My last lasting impression of this trip was how much I dislike and distrust so many other drivers. The Friday drive to SoCal wasn’t too bad, but the Monday drive heading back north was nightmarish. Why is it, with traffic doing 90 mph and packed like sardines, literally at parallel parking distances, people think they have the right (or sanity) to simply squeeze into places that don’t exist?

There are consequences (I’m surprised there are not more). I got out to stretch my legs and sit down in the fast lane of I-5 at 2 PM, while the CHP blocked the road about 50 yards up so a helicopter could land to take away victims of an ugly wreck. It was 104°; I had to tell the two blonde cougars in front of me to put up the top of their convertible before they roasted from rare to well-done. By the time the freeway opened half an hour later, I’d gone through all the water in the car, clearly both a planning and tactical error to get caught short. When the road re-opened, I was near the front; fast driving, little congestion. Behind me the freeway was stacked for miles. The simple act of pulling off to get more fluids resulted in the nightmare derby for the next five hour marathon drive. I’ve been up and down the state many times before, but without a doubt, this drive was the worst.

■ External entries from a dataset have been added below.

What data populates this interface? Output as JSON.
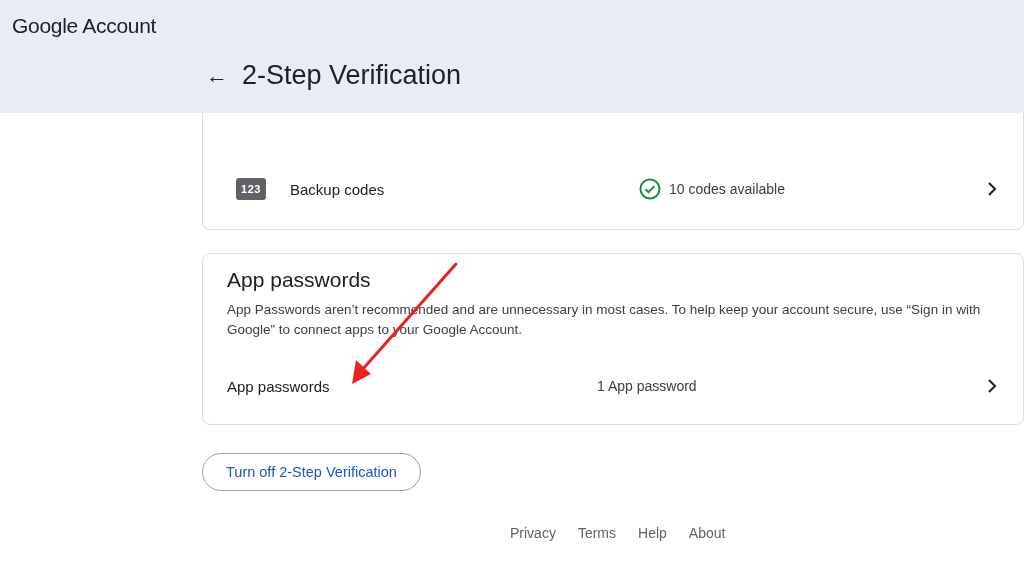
{
  "header": {
    "brand": "Google Account",
    "back": "←",
    "title": "2-Step Verification"
  },
  "methods_card": {
    "rows": [
      {
        "kind": "code",
        "icon_text": "123",
        "label": "Backup codes",
        "status": "10 codes available",
        "verified": true
      }
    ]
  },
  "app_passwords_card": {
    "title": "App passwords",
    "description": "App Passwords aren’t recommended and are unnecessary in most cases. To help keep your account secure, use “Sign in with Google” to connect apps to your Google Account.",
    "row": {
      "label": "App passwords",
      "value": "1 App password"
    }
  },
  "turn_off_button": "Turn off 2-Step Verification",
  "footer_links": [
    "Privacy",
    "Terms",
    "Help",
    "About"
  ]
}
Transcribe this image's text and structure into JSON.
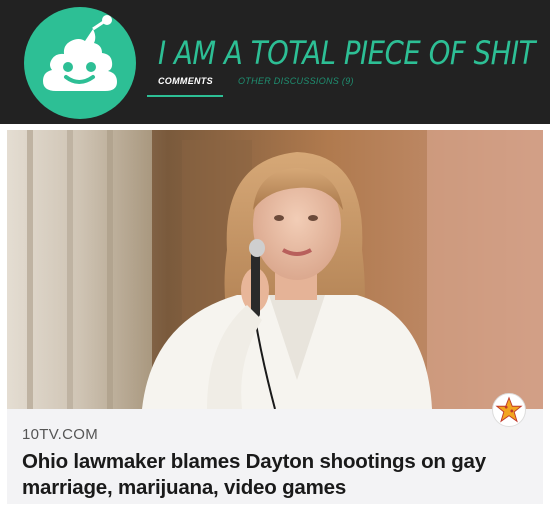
{
  "header": {
    "title": "I AM A TOTAL PIECE OF SHIT",
    "tabs": [
      {
        "label": "COMMENTS",
        "active": true
      },
      {
        "label": "OTHER DISCUSSIONS (9)",
        "active": false
      }
    ],
    "accent_color": "#2dbf95",
    "background_color": "#222222",
    "logo_icon": "poop-emoji-icon"
  },
  "post": {
    "domain": "10TV.COM",
    "headline": "Ohio lawmaker blames Dayton shootings on gay marriage, marijuana, video games",
    "thumbnail": "photo-woman-speaking-into-microphone",
    "award_icon": "star-award-icon"
  }
}
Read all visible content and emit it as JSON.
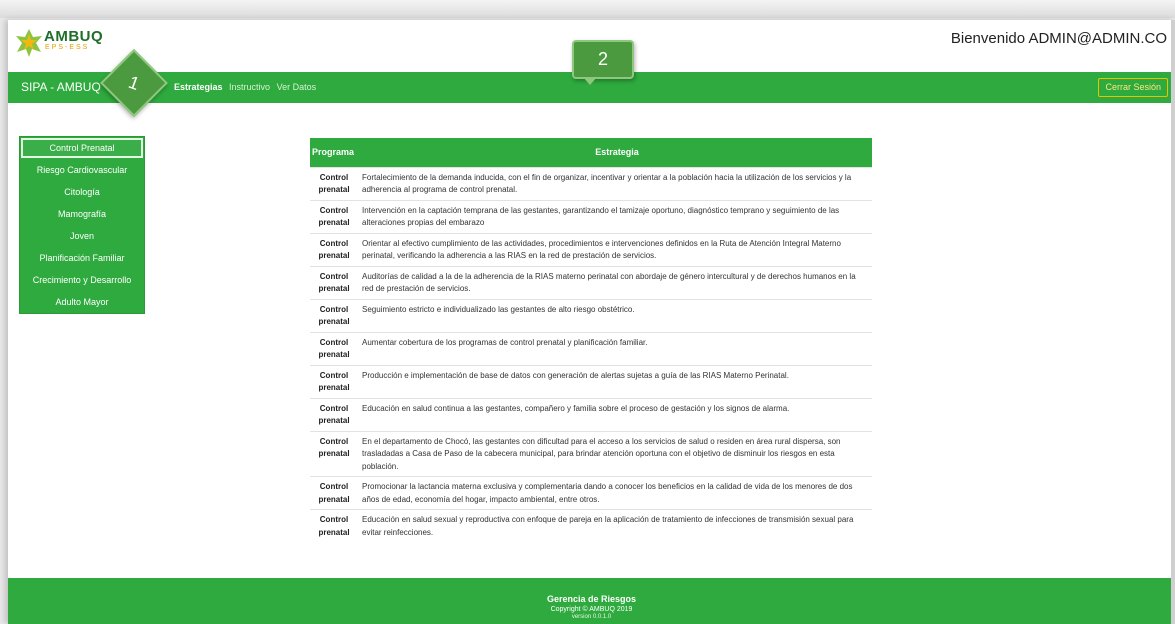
{
  "header": {
    "logo_text": "AMBUQ",
    "logo_sub": "EPS-ESS",
    "welcome": "Bienvenido ADMIN@ADMIN.CO"
  },
  "navbar": {
    "brand": "SIPA - AMBUQ",
    "links": [
      "Estrategias",
      "Instructivo",
      "Ver Datos"
    ],
    "logout": "Cerrar Sesión"
  },
  "callouts": {
    "one": "1",
    "two": "2"
  },
  "sidebar": {
    "items": [
      "Control Prenatal",
      "Riesgo Cardiovascular",
      "Citología",
      "Mamografía",
      "Joven",
      "Planificación Familiar",
      "Crecimiento y Desarrollo",
      "Adulto Mayor"
    ]
  },
  "table": {
    "headers": [
      "Programa",
      "Estrategia"
    ],
    "program": "Control prenatal",
    "rows": [
      "Fortalecimiento de la demanda inducida, con el fin de organizar, incentivar y orientar a la población hacia la utilización de los servicios y la adherencia al programa de control prenatal.",
      "Intervención en la captación temprana de las gestantes, garantizando el tamizaje oportuno, diagnóstico temprano y seguimiento de las alteraciones propias del embarazo",
      "Orientar al efectivo cumplimiento de las actividades, procedimientos e intervenciones definidos en la Ruta de Atención Integral Materno perinatal, verificando la adherencia a las RIAS en la red de prestación de servicios.",
      "Auditorías de calidad a la de la adherencia de la RIAS materno perinatal con abordaje de género intercultural y de derechos humanos en la red de prestación de servicios.",
      "Seguimiento estricto e individualizado las gestantes de alto riesgo obstétrico.",
      "Aumentar cobertura de los programas de control prenatal y planificación familiar.",
      "Producción e implementación de base de datos con generación de alertas sujetas a guía de las RIAS Materno Perinatal.",
      "Educación en salud continua a las gestantes, compañero y familia sobre el proceso de gestación y los signos de alarma.",
      "En el departamento de Chocó, las gestantes con dificultad para el acceso a los servicios de salud o residen en área rural dispersa, son trasladadas a Casa de Paso de la cabecera municipal, para brindar atención oportuna con el objetivo de disminuir los riesgos en esta población.",
      "Promocionar la lactancia materna exclusiva y complementaria dando a conocer los beneficios en la calidad de vida de los menores de dos años de edad, economía del hogar, impacto ambiental, entre otros.",
      "Educación en salud sexual y reproductiva con enfoque de pareja en la aplicación de tratamiento de infecciones de transmisión sexual para evitar reinfecciones."
    ]
  },
  "footer": {
    "title": "Gerencia de Riesgos",
    "copyright": "Copyright © AMBUQ 2019",
    "version": "version 0.0.1.0"
  },
  "colors": {
    "accent": "#2eaa3e",
    "logout_border": "#e7c200"
  }
}
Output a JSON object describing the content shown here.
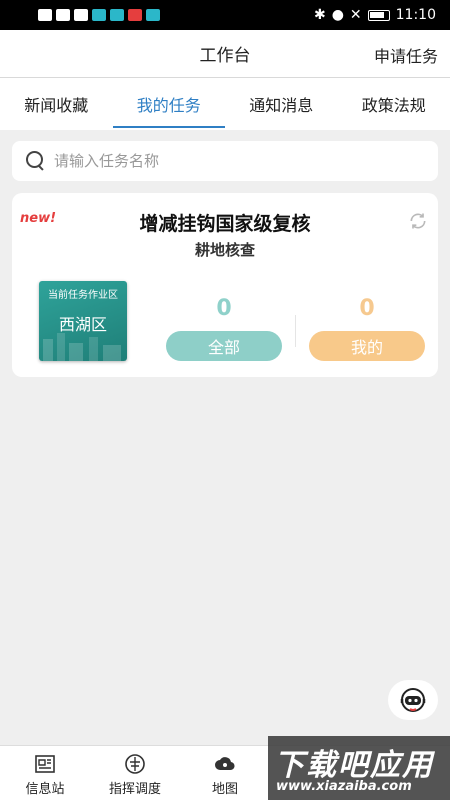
{
  "status_bar": {
    "time": "11:10"
  },
  "header": {
    "title": "工作台",
    "action": "申请任务"
  },
  "tabs": [
    {
      "label": "新闻收藏"
    },
    {
      "label": "我的任务"
    },
    {
      "label": "通知消息"
    },
    {
      "label": "政策法规"
    }
  ],
  "active_tab_index": 1,
  "search": {
    "placeholder": "请输入任务名称",
    "value": ""
  },
  "task_card": {
    "badge": "new!",
    "title": "增减挂钩国家级复核",
    "subtitle": "耕地核查",
    "area_caption": "当前任务作业区",
    "area_name": "西湖区",
    "all_count": "0",
    "all_label": "全部",
    "mine_count": "0",
    "mine_label": "我的"
  },
  "bottom_nav": [
    {
      "label": "信息站",
      "icon": "newspaper-icon"
    },
    {
      "label": "指挥调度",
      "icon": "dispatch-icon"
    },
    {
      "label": "地图",
      "icon": "map-cloud-icon"
    }
  ],
  "watermark": {
    "main": "下载吧应用",
    "sub": "www.xiazaiba.com"
  },
  "colors": {
    "accent": "#2f7fc4",
    "teal_button": "#8ecfc8",
    "orange_button": "#f8c98a",
    "new_badge": "#e53e3e"
  }
}
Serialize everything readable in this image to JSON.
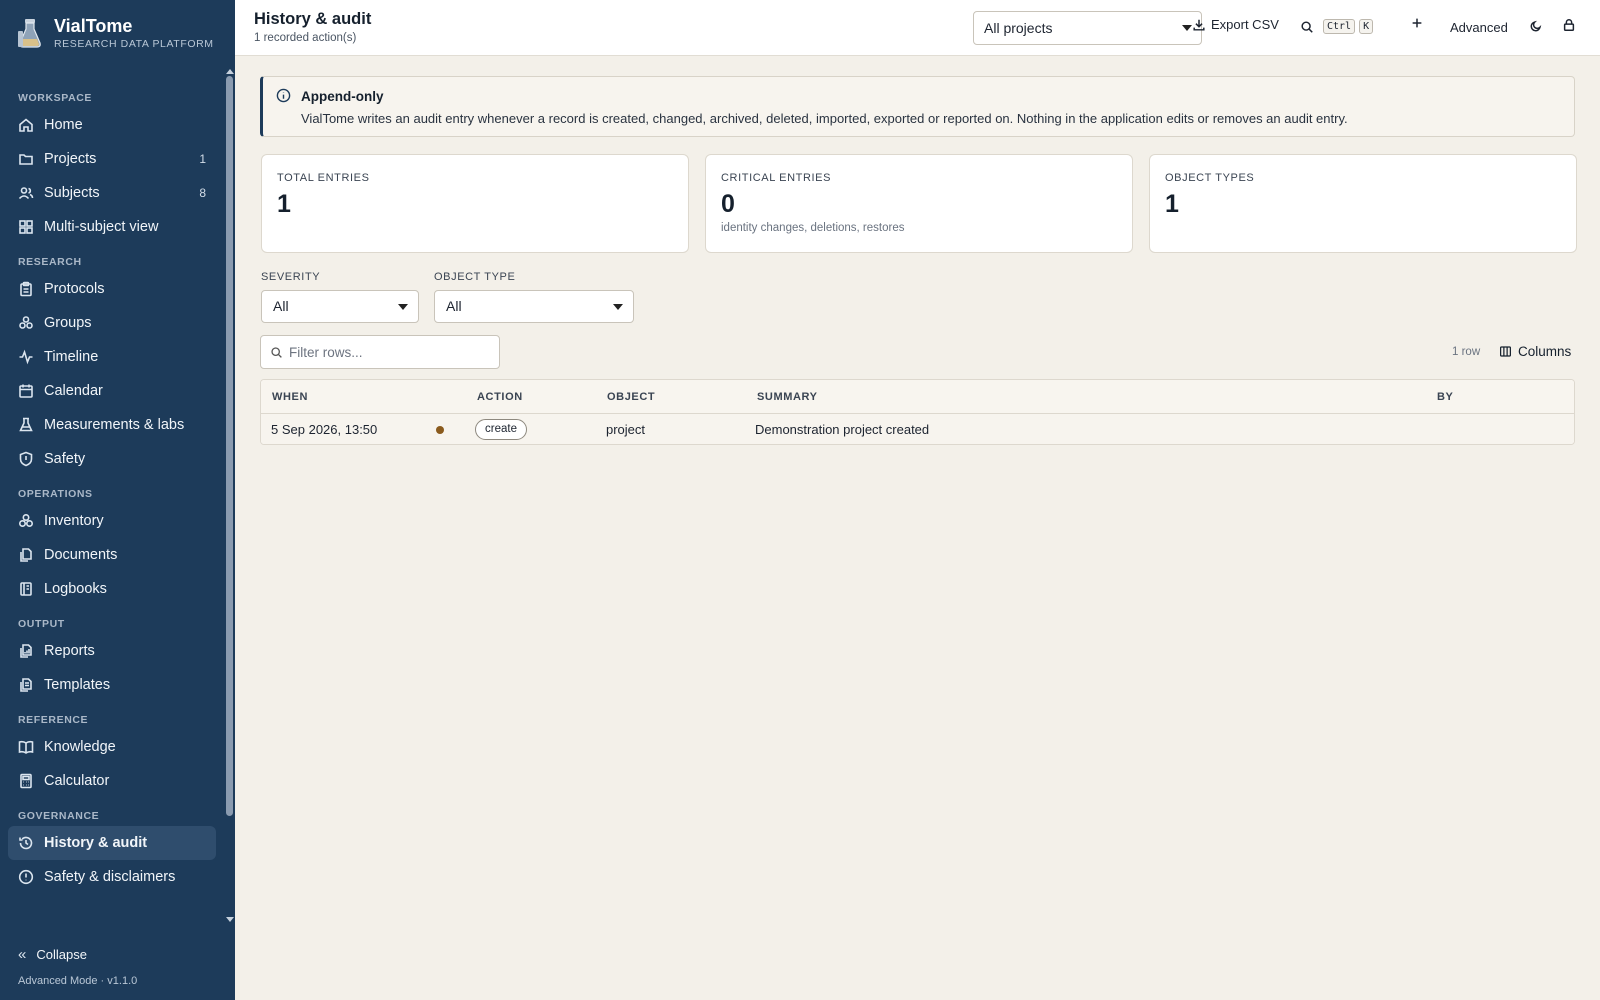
{
  "app": {
    "name": "VialTome",
    "tagline": "RESEARCH DATA PLATFORM",
    "version_text": "Advanced Mode · v1.1.0",
    "collapse_label": "Collapse"
  },
  "sidebar": {
    "sections": [
      {
        "title": "WORKSPACE",
        "items": [
          {
            "label": "Home",
            "icon": "home-icon",
            "badge": ""
          },
          {
            "label": "Projects",
            "icon": "folder-icon",
            "badge": "1"
          },
          {
            "label": "Subjects",
            "icon": "users-icon",
            "badge": "8"
          },
          {
            "label": "Multi-subject view",
            "icon": "grid-icon",
            "badge": ""
          }
        ]
      },
      {
        "title": "RESEARCH",
        "items": [
          {
            "label": "Protocols",
            "icon": "clipboard-icon",
            "badge": ""
          },
          {
            "label": "Groups",
            "icon": "groups-icon",
            "badge": ""
          },
          {
            "label": "Timeline",
            "icon": "activity-icon",
            "badge": ""
          },
          {
            "label": "Calendar",
            "icon": "calendar-icon",
            "badge": ""
          },
          {
            "label": "Measurements & labs",
            "icon": "flask-icon",
            "badge": ""
          },
          {
            "label": "Safety",
            "icon": "shield-icon",
            "badge": ""
          }
        ]
      },
      {
        "title": "OPERATIONS",
        "items": [
          {
            "label": "Inventory",
            "icon": "boxes-icon",
            "badge": ""
          },
          {
            "label": "Documents",
            "icon": "files-icon",
            "badge": ""
          },
          {
            "label": "Logbooks",
            "icon": "notebook-icon",
            "badge": ""
          }
        ]
      },
      {
        "title": "OUTPUT",
        "items": [
          {
            "label": "Reports",
            "icon": "report-icon",
            "badge": ""
          },
          {
            "label": "Templates",
            "icon": "template-icon",
            "badge": ""
          }
        ]
      },
      {
        "title": "REFERENCE",
        "items": [
          {
            "label": "Knowledge",
            "icon": "book-icon",
            "badge": ""
          },
          {
            "label": "Calculator",
            "icon": "calculator-icon",
            "badge": ""
          }
        ]
      },
      {
        "title": "GOVERNANCE",
        "items": [
          {
            "label": "History & audit",
            "icon": "history-icon",
            "badge": "",
            "active": true
          },
          {
            "label": "Safety & disclaimers",
            "icon": "alert-icon",
            "badge": ""
          }
        ]
      }
    ]
  },
  "topbar": {
    "title": "History & audit",
    "subtitle": "1 recorded action(s)",
    "project_select": "All projects",
    "export_label": "Export CSV",
    "search_kbd_1": "Ctrl",
    "search_kbd_2": "K",
    "advanced_label": "Advanced"
  },
  "notice": {
    "title": "Append-only",
    "text": "VialTome writes an audit entry whenever a record is created, changed, archived, deleted, imported, exported or reported on. Nothing in the application edits or removes an audit entry."
  },
  "stats": [
    {
      "label": "TOTAL ENTRIES",
      "value": "1",
      "note": ""
    },
    {
      "label": "CRITICAL ENTRIES",
      "value": "0",
      "note": "identity changes, deletions, restores"
    },
    {
      "label": "OBJECT TYPES",
      "value": "1",
      "note": ""
    }
  ],
  "filters": {
    "severity_label": "SEVERITY",
    "severity_value": "All",
    "object_type_label": "OBJECT TYPE",
    "object_type_value": "All"
  },
  "table": {
    "filter_placeholder": "Filter rows...",
    "row_count": "1 row",
    "columns_label": "Columns",
    "headers": {
      "when": "WHEN",
      "action": "ACTION",
      "object": "OBJECT",
      "summary": "SUMMARY",
      "by": "BY"
    },
    "rows": [
      {
        "when": "5 Sep 2026, 13:50",
        "severity_color": "#8a5a1d",
        "action": "create",
        "object": "project",
        "summary": "Demonstration project created",
        "by": ""
      }
    ]
  }
}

Finally, I got some interesting feedbacks through the grapevine about this blog. Twice in the past couple of months I’ve had near-strangers, top martial artists both, tell me Ted Sotelo wanted to thank me for something I wrote on here. Ted, if you get this, thank you in return, and you are most welcome. For the record, I’ve never met Ted. I only hear him spoken of in the highest regard by folks like Tom Meadows. GM Ron Lew laughed when he said Ted turns him into a pretzel (we were discussing Cacoy’s Eskrido) while I simply gulped because that’s what Ron does to me. Clearly these guys are well above my pay grade!

On the serious side, though, the point of resonance is human mortality. In the past 3-4 years I’ve attended more funerals than my entire life prior till then. We say goodbye to those who raised us, even as we start saying goodbye to those with whom we were raised. Generally speaking, most young people have experienced little such loss , but as we get older we are reminded more and more often of the brief time we have here.